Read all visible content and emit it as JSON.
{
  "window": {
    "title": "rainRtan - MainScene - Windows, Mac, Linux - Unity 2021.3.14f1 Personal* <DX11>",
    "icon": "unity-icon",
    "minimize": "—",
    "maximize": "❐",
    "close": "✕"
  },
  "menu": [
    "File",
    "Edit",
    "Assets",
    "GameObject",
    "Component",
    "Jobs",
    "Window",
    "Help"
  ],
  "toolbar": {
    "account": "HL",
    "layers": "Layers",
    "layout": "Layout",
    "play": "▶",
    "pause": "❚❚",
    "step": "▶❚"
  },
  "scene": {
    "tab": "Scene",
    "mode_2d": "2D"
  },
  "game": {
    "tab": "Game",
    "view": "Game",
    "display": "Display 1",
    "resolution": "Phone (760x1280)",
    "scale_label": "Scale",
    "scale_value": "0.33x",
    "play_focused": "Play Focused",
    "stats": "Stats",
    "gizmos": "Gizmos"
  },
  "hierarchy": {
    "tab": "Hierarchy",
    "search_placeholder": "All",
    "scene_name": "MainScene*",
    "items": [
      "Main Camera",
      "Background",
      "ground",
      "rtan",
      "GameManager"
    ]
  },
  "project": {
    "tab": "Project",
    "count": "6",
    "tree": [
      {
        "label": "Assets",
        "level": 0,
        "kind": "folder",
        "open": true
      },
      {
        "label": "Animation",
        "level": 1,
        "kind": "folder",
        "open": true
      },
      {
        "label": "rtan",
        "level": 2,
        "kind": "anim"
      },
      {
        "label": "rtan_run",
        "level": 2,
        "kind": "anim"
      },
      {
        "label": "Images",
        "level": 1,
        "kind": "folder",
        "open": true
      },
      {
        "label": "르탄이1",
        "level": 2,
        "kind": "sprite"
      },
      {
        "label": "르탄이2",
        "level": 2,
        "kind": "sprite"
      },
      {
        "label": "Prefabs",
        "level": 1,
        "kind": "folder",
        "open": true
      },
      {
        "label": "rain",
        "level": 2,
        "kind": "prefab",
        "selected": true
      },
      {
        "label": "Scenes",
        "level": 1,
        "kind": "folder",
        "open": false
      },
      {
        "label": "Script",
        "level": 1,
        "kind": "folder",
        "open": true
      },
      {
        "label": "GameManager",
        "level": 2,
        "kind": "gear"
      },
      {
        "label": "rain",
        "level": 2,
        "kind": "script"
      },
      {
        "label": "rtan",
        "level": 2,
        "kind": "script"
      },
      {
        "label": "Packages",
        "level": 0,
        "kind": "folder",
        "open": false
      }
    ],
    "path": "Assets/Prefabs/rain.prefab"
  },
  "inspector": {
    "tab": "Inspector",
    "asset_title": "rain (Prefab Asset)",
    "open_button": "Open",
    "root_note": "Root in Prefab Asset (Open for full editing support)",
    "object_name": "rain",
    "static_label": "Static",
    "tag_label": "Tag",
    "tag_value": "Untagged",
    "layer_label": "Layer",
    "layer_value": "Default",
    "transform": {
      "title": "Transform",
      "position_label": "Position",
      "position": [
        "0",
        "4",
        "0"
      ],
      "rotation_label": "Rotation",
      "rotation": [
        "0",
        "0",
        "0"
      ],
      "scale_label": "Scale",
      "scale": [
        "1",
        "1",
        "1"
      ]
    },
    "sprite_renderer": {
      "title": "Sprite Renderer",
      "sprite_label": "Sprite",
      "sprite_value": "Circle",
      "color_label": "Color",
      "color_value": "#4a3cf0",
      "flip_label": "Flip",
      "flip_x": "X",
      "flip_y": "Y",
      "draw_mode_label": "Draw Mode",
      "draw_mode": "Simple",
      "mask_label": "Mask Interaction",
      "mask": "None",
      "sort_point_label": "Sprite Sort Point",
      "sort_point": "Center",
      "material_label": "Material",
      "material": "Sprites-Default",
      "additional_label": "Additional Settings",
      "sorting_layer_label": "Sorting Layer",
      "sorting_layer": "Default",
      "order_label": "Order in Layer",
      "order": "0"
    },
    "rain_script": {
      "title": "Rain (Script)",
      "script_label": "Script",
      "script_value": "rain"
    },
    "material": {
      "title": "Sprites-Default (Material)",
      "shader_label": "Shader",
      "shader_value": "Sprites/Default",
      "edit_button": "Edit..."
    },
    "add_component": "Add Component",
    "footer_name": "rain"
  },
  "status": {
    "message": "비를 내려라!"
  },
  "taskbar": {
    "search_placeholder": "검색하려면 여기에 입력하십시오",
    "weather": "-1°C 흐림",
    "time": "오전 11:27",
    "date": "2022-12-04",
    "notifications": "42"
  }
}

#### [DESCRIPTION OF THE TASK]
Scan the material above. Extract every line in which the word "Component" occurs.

#### [RESULT FOR THIS EXERCISE]
    "Component",
    "add_component": "Add Component",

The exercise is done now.